- [PROBLEM DETAILS] Which of the lines below contain the string "Новая"? Copy each one.

App and web page records:
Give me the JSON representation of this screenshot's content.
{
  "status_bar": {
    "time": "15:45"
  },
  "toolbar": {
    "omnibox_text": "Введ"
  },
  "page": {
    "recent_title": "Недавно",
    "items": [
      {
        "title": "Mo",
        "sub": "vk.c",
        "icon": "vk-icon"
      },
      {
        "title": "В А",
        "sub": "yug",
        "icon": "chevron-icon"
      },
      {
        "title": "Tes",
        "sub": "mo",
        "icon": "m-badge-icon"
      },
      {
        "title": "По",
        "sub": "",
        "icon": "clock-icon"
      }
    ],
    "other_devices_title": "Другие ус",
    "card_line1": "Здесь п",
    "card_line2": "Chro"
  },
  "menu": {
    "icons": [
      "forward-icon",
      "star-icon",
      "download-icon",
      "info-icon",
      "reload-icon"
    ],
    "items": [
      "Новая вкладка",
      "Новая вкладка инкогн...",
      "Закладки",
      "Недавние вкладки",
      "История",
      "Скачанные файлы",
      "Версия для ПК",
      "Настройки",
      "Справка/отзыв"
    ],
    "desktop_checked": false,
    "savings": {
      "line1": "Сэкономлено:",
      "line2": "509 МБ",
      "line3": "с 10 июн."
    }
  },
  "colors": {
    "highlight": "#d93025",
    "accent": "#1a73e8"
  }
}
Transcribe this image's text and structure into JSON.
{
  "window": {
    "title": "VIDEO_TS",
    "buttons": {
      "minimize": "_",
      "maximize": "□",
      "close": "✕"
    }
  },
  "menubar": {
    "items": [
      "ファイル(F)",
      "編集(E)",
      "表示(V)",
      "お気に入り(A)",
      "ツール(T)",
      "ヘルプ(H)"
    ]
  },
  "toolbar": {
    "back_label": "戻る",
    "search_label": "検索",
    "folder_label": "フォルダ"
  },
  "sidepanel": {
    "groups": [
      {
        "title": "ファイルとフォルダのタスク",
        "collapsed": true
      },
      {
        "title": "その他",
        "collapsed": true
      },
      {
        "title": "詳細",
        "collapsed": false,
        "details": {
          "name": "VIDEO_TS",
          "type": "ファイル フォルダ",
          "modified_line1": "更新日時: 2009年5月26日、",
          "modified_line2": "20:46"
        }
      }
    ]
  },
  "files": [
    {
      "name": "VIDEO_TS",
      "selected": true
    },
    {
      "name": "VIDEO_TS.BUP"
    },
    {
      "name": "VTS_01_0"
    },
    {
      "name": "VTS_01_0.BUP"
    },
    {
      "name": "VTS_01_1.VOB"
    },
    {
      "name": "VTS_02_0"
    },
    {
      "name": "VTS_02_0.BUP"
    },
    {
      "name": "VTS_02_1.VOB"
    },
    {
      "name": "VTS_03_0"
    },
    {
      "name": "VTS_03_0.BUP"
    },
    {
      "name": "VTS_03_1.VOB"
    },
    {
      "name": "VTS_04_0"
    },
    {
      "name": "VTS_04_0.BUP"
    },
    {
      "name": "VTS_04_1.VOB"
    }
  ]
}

- [ANSWER TO THE EXERCISE]
      "Новая вкладка",
      "Новая вкладка инкогн...",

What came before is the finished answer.